EXERCISE AIM
Pull every line that includes the word "rank" out of the data below and copy it.

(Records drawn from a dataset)
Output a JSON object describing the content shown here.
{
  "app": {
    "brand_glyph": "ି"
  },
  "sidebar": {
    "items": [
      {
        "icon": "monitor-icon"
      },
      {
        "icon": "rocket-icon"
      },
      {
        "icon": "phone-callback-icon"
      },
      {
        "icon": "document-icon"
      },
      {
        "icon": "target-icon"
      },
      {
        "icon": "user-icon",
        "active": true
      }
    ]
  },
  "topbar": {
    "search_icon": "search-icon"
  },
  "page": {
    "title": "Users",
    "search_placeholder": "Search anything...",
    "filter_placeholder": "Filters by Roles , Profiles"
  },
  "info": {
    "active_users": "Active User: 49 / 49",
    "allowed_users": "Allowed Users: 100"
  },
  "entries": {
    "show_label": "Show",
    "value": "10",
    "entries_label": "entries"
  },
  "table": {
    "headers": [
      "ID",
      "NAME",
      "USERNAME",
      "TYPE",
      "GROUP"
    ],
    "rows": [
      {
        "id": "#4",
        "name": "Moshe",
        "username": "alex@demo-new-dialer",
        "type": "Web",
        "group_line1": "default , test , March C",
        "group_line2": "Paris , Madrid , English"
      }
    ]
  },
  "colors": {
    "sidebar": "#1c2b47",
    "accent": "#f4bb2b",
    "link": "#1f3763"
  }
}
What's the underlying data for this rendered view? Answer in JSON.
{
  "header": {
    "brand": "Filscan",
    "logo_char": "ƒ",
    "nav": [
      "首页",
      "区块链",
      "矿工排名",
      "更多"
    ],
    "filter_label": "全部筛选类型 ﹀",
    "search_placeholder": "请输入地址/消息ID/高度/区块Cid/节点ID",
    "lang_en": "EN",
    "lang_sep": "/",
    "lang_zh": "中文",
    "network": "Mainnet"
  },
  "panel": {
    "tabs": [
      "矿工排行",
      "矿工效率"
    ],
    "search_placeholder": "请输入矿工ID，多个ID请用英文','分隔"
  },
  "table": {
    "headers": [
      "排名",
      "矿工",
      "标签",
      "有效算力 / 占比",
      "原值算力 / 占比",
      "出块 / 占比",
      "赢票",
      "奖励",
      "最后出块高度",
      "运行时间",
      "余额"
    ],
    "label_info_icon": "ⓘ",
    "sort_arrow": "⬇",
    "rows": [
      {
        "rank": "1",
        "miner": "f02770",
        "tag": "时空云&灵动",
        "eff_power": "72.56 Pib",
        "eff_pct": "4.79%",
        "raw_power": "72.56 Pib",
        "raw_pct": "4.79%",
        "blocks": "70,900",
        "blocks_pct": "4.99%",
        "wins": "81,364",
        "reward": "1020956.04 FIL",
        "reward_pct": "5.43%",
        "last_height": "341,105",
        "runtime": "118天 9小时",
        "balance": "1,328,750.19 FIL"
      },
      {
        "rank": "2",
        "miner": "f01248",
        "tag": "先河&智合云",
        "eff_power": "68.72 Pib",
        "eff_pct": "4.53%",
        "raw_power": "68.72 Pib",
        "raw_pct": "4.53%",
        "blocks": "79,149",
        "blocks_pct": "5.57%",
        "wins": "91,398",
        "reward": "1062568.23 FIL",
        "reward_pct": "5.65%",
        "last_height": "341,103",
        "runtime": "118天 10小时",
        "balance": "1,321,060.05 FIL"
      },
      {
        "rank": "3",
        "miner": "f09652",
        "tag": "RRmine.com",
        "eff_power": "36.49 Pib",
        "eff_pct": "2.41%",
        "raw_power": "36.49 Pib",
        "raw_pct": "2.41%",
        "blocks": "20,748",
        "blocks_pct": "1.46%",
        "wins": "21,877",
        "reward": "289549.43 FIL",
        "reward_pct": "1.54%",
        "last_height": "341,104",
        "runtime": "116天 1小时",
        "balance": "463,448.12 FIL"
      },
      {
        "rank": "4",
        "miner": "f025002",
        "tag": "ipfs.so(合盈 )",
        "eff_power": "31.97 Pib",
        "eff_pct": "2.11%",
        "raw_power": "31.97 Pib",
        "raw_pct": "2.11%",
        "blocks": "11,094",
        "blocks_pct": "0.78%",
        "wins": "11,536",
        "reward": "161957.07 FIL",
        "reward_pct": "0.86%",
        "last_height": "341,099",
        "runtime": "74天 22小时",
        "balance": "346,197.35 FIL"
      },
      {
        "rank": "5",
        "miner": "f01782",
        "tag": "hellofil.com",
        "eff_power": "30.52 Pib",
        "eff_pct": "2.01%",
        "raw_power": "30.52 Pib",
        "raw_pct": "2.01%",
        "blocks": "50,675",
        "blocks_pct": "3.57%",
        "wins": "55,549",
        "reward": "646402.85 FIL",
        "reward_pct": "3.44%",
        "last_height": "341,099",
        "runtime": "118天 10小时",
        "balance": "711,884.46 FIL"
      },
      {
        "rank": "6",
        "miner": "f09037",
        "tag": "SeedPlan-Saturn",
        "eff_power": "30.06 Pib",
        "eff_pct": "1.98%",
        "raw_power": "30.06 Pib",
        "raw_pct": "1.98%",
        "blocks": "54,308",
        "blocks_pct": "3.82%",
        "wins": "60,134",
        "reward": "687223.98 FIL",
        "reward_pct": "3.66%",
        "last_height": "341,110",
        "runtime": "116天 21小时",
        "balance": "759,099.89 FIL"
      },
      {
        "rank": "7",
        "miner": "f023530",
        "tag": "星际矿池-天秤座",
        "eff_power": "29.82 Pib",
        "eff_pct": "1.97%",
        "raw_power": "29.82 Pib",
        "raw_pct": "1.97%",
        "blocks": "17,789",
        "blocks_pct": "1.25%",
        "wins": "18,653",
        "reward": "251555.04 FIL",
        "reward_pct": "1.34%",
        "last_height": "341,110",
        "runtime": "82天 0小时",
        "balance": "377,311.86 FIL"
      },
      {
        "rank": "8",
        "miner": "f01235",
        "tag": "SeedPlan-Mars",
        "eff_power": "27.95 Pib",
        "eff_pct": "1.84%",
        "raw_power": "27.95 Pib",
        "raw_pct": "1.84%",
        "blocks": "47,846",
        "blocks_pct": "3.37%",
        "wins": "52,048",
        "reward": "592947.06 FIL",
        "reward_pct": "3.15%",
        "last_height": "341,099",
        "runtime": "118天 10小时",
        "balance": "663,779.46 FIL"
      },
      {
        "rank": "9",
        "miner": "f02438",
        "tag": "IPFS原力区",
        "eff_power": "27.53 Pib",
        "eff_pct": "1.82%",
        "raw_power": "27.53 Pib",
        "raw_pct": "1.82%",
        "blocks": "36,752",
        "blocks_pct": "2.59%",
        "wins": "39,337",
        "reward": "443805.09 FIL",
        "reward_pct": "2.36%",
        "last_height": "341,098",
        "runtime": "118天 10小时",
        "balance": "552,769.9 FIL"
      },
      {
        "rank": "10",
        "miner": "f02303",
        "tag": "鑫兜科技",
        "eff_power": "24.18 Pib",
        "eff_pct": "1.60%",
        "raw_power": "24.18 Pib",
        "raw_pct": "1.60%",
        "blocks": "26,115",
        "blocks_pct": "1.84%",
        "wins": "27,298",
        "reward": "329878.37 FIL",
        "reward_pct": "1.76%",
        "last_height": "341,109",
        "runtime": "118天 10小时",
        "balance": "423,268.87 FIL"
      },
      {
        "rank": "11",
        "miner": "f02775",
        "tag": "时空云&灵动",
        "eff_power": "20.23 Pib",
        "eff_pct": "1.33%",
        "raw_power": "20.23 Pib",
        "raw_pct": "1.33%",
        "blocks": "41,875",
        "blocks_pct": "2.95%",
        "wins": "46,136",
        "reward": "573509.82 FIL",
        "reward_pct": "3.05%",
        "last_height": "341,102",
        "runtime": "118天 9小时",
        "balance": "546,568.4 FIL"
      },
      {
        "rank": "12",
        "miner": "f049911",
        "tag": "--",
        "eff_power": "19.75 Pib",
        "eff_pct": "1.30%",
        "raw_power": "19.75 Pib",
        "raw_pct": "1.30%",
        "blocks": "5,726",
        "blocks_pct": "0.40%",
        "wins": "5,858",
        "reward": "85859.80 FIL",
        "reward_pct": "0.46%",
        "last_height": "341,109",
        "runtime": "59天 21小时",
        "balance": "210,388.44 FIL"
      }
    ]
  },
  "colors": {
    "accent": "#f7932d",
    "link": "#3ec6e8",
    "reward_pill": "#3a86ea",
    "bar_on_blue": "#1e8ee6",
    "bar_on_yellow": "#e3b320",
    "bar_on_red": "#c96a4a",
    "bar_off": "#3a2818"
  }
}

WRITTEN SOLUTION
        "rank": "1",
        "rank": "2",
        "rank": "3",
        "rank": "4",
        "rank": "5",
        "rank": "6",
        "rank": "7",
        "rank": "8",
        "rank": "9",
        "rank": "10",
        "rank": "11",
        "rank": "12",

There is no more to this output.